31 January 2023
Commenting on the publication of the Delivery plan for recovering urgent and emergency care services by NHS England and the Department of Health and Social Care, Dr Adrian Boyle, President of the Royal College of Emergency Medicine, said:
“This plan is a step towards tackling the crisis in Emergency Care. We welcome the ambition from NHS England, having a plan to build up from towards long-term transformation is a crucial step at this time. However, some things remain unclear, acquiring 800 new ambulances, opening 5,000 more beds, opening more same day emergency care units, using virtual wards, and discharging patients are all highly sensible and effective ideas. However, you cannot ask existing staff – who are already reaching burnout – to do more. Without significant recruitment into the ambulance services, Emergency Medicine, community and social care – these initiatives will do little to alleviate the current pressures. Opening a bed without sufficient staff will leave that bed void, just as acquiring an ambulance without more paramedics will leave it parked.
“‘Growing the workforce’ remains an ambiguous and unfulfilled promise – we hope that the long-term fully funded NHS workforce plan is imminent, and the Chancellor of the Exchequer, Jeremy Hunt, delivers on his pledge to publish workforce projections.
“We welcome the focus on making more clinicians available for NHS 111 services, we are optimistic that with more clinical input, the 111 service will improve and become more effective for patients.

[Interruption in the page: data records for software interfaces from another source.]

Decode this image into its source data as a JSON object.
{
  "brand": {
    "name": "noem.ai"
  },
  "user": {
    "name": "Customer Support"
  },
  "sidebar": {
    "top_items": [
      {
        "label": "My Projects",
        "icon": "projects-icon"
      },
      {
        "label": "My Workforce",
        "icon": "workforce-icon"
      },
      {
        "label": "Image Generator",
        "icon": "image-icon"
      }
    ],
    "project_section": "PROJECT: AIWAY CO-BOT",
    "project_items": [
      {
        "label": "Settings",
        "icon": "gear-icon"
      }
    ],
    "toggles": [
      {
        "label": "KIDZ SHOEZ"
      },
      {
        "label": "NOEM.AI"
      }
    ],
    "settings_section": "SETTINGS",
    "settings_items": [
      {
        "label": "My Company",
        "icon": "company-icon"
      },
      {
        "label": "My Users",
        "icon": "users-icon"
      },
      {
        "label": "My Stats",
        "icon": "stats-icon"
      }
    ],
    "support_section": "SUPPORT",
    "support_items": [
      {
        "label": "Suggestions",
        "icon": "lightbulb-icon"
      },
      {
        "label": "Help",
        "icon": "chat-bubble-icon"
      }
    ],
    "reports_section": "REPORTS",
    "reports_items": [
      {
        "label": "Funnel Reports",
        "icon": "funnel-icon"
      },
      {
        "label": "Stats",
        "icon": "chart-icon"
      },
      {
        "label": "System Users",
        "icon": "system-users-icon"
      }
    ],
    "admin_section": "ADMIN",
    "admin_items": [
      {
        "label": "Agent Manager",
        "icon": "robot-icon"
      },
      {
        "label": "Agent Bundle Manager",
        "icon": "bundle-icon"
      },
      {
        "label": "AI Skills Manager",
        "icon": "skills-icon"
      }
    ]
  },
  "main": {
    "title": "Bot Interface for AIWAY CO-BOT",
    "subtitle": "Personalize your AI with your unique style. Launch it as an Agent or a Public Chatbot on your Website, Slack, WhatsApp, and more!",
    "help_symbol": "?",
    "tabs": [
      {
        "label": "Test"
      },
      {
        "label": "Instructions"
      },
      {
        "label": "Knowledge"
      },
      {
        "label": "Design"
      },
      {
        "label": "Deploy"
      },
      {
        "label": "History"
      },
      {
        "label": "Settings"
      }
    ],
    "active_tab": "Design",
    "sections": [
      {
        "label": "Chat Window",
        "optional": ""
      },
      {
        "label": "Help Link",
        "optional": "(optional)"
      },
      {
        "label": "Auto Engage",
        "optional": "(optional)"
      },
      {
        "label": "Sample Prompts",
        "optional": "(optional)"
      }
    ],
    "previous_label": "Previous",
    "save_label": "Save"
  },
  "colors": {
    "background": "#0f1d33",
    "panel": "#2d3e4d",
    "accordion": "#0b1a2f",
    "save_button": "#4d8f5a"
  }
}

“We are also wary of virtual wards, NHS England claim that they have ‘successfully rolled out 7,000 virtual ward beds’ since the summer – but where are the data, where can these be tracked? It is vital that we understand what beds are available where and how we can utilise them effectively.
“While we recognise the significant fall in four-hour performance and the need for NHS England to set an achievable target, we are uncomfortable with the target of 76%. We think it is unambitious and worry it may do little for high acuity patients who need to be admitted to a bed. It’s possible that it won’t address the root of the issue, which is poor flow through our hospitals and exit block – where patients cannot be admitted to wards because other patients cannot be discharged. We raised our concerns with NHS England and suggested a higher target for four-hour performance.
“Nonetheless, we are significantly encouraged to hear the Secretary of State for Health and Social Care, Steve Barclay, reaffirm NHS England’s pledge to publish 12-hour data measured from time of arrival from April 2023 as detailed in the delivery plan. This is a vital step towards transparent metrics that are not only honest about patient waits but are comparable with the rest of the UK. This is a huge win for both patients and staff and something the College has long been campaigning for. We look forward to seeing the data in April and agree that it will ‘enable urgent system action’ during periods of high demand and ‘allow a more granular understanding of patient flow to support improvement’.”
Notes to editor
RCEM: Five Priorities for UK Governments to #ResuscitateEmergencyCare